For Las Vegas dispensaries or Las Vegas cannabis testing facilities, along with the rest of Nevada and other states where the cannabis industry is now playing a major roll in their economy, solving the cannabis banking problems are a must. Hopes are high that The STATES Act recently introduced to Congress will be that solution. While the new bill does not legalize cannabis nationally, it would legalize cannabis financial proceeds in states that have legalized the plant opening the door to more merchant service accounts and providing more alternatives for companies to store their funds rather than cash.
The current status of cannabis banking is that the most credible financial institutions around the country are more than reluctant to open accounts for cannabis companies in fear the federal government will perceive it as money laundering since cannabis is a Schedule 1 substance making it as illegal of a substance could be here in the United States. Some credit unions and state sponsored banks have permitted cannabis companies to open accounts, but they have been inconsistent leaving most cannabis companies that ever touch the plant forced to work exclusively on a cash basis. The STATES Act should make many more banks comfortable but it may not be a cure all. Nicole Howell Neubert, a cannabis attorney in California said in an interview, “Most financial institutions will be looking for even more affirmative direction from (Washington) to feel comfortable with banking cannabis companies.”
Financial institutions are highly regulated and must stay compliant at all times. Working with a cannabis company under the protections of The STATES Act may make them more comfortable but it will still involve more work on their part to stay compliant than traditional business accounts which means higher costs of doing business. It ends up being a matter of math whether the bank sees the costs worth working with a cannabis company. The STATES Act allows states to still maintain the illegal status of cannabis and banks in those states that elect not to legalize marijuana are likely to remain reluctant to do business with cannabis companies
The Bank Secrecy Act requires that banks know their customers well enough to ensure they are not engaging in money laundering, said Julie A. Hill, a professor at the University of Alabama School of Law. “This likely means that a bank accepting marijuana money would have to do enough research to know that their customers are complying with state law regarding the sale of marijuana,” Hill said. “The bank would likely have to confirm that the marijuana is not sold to minors or sold for transport to states where it is illegal.”
“I don’t imagine the … financial institution would take that risk to take in funds from a business considered illegal in that state,” said Beth Mills of the Western Bankers Association.

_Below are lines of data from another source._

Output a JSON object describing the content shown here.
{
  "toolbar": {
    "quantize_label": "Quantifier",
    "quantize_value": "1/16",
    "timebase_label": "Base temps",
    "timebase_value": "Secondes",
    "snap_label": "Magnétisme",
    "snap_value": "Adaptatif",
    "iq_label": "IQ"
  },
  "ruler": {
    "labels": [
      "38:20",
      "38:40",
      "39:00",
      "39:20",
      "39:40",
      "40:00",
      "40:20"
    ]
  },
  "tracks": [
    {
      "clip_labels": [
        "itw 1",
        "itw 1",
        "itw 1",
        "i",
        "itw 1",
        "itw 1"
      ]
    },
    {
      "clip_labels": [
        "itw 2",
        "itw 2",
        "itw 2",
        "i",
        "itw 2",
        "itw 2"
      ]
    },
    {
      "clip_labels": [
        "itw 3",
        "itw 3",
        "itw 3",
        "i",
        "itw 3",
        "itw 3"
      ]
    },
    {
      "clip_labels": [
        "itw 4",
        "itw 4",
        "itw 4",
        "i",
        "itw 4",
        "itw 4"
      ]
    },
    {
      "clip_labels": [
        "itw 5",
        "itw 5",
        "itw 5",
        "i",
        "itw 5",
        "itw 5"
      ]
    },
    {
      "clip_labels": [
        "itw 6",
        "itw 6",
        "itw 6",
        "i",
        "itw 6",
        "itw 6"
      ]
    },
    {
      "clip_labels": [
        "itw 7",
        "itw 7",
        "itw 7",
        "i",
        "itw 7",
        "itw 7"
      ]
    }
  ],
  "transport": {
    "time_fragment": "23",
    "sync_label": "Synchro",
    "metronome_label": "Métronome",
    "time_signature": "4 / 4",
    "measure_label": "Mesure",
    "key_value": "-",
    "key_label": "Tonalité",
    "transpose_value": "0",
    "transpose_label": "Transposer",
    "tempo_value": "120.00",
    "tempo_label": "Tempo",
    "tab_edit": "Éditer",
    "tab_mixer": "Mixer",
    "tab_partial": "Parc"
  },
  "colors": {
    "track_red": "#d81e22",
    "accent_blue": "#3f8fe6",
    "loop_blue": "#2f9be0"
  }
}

Regardless of whether The STATES Act would solve all cannabis banking problems if it manages to pass through Congress and the President was to sign off on it, cannabis companies would likely still see a lot of financial relief by its passage. Not only would credible banks likely start doing business with them, but it would also remove the 280E tax code which prevents cannabis companies from writing off normal business expenses adding a massive cost to their business.